The 1998 Crime and Disorder Act made significant changes to the youth justice system. Youth offending teams were set up throughout the country.
The teams consist of partnerships between police, children’s social care, probation, education and health services together with statutory and voluntary services.
Our aim is to reduce offending by young people in our area, and we believe the best way to do this is to ensure that young people who commit crimes are encouraged to take responsibility for the harm and loss they have caused their victims, and make amends to their victim and the community.
As a victim how could this help me?
The crime you have experienced may have left you with many questions and feelings that do not easily go away. This can be extremely upsetting and we want to do all we can to help you come to terms with the distress and loss you may have suffered.
We have found that some victims of crime often want to know the answers to questions like:
- why did it happen to me?
- does the young person realise the harm caused?
- is it going to happen again?
- why did the young person do this?
- what did their family think of their behaviour?
You could be helped in a number of ways
In the majority of cases, you will be contacted by your local victim liaison officer, who will provide you with information about the outcome of the case. You will then be offered the opportunity to participate in an appropriate restorative justice process this could include one or more of the following:
- receive a letter of apology from the young person
- be able to attend a referral order panel meeting or victim/offender mediation session, where you would have the opportunity to ask questions of the young person and let them know how the offence has affected you and others
- receive a face-to-face apology
- if you do not wish to meet with the young person your views can be represented by the victim liaison officer, who will support and keep you informed throughout your involvement with the Youth Justice Service

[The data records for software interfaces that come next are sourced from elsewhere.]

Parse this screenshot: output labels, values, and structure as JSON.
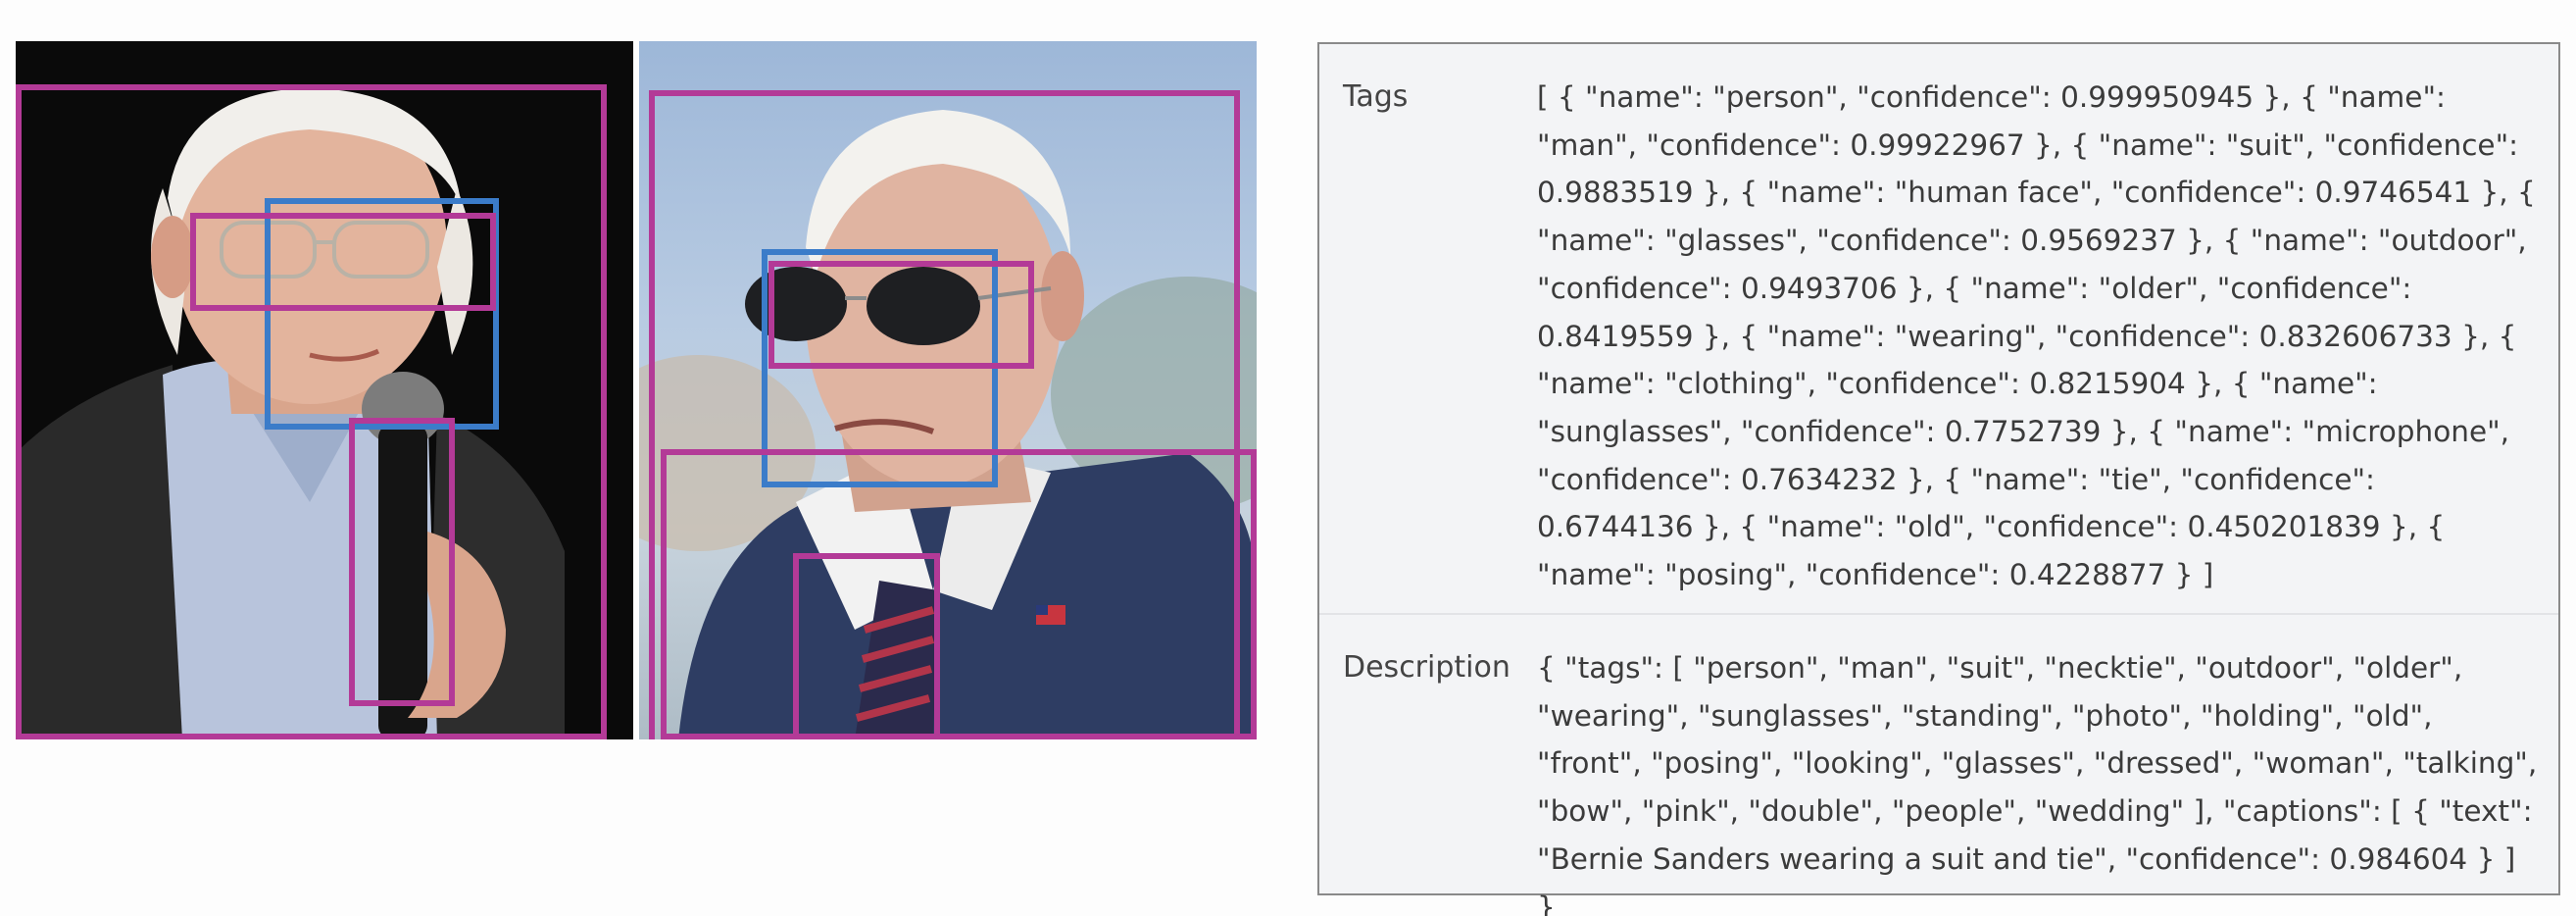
{
  "analysis": {
    "tags_label": "Tags",
    "tags_value": "[ { \"name\": \"person\", \"confidence\": 0.999950945 }, { \"name\": \"man\", \"confidence\": 0.99922967 }, { \"name\": \"suit\", \"confidence\": 0.9883519 }, { \"name\": \"human face\", \"confidence\": 0.9746541 }, { \"name\": \"glasses\", \"confidence\": 0.9569237 }, { \"name\": \"outdoor\", \"confidence\": 0.9493706 }, { \"name\": \"older\", \"confidence\": 0.8419559 }, { \"name\": \"wearing\", \"confidence\": 0.832606733 }, { \"name\": \"clothing\", \"confidence\": 0.8215904 }, { \"name\": \"sunglasses\", \"confidence\": 0.7752739 }, { \"name\": \"microphone\", \"confidence\": 0.7634232 }, { \"name\": \"tie\", \"confidence\": 0.6744136 }, { \"name\": \"old\", \"confidence\": 0.450201839 }, { \"name\": \"posing\", \"confidence\": 0.4228877 } ]",
    "description_label": "Description",
    "description_value": "{ \"tags\": [ \"person\", \"man\", \"suit\", \"necktie\", \"outdoor\", \"older\", \"wearing\", \"sunglasses\", \"standing\", \"photo\", \"holding\", \"old\", \"front\", \"posing\", \"looking\", \"glasses\", \"dressed\", \"woman\", \"talking\", \"bow\", \"pink\", \"double\", \"people\", \"wedding\" ], \"captions\": [ { \"text\": \"Bernie Sanders wearing a suit and tie\", \"confidence\": 0.984604 } ] }"
  },
  "colors": {
    "object_box": "#b33a97",
    "face_box": "#3b7cc9",
    "table_background": "#f3f4f6",
    "table_border": "#8a8a8a"
  }
}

- you may wish to consider the type of work the young person should carry out on your behalf (direct reparation) or for the local community (indirect reparation)

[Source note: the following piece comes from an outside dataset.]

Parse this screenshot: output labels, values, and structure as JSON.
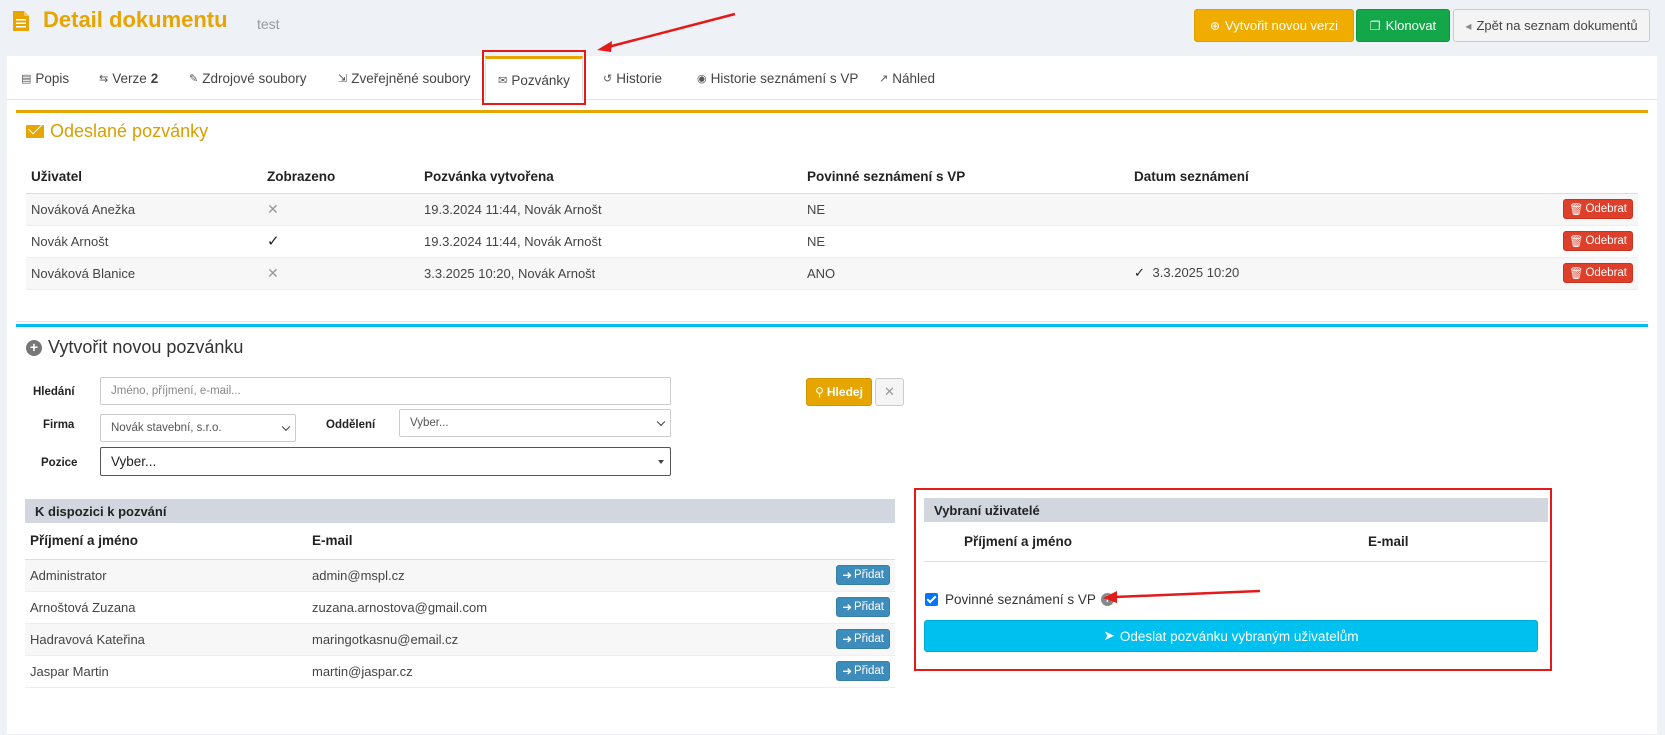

Victims of crime who decide to take part will have their needs and wishes taken into account and will be fully supported in any choices they make. Participation in the process is completely voluntary.
There are a number of organisations that provide help for victims. These include: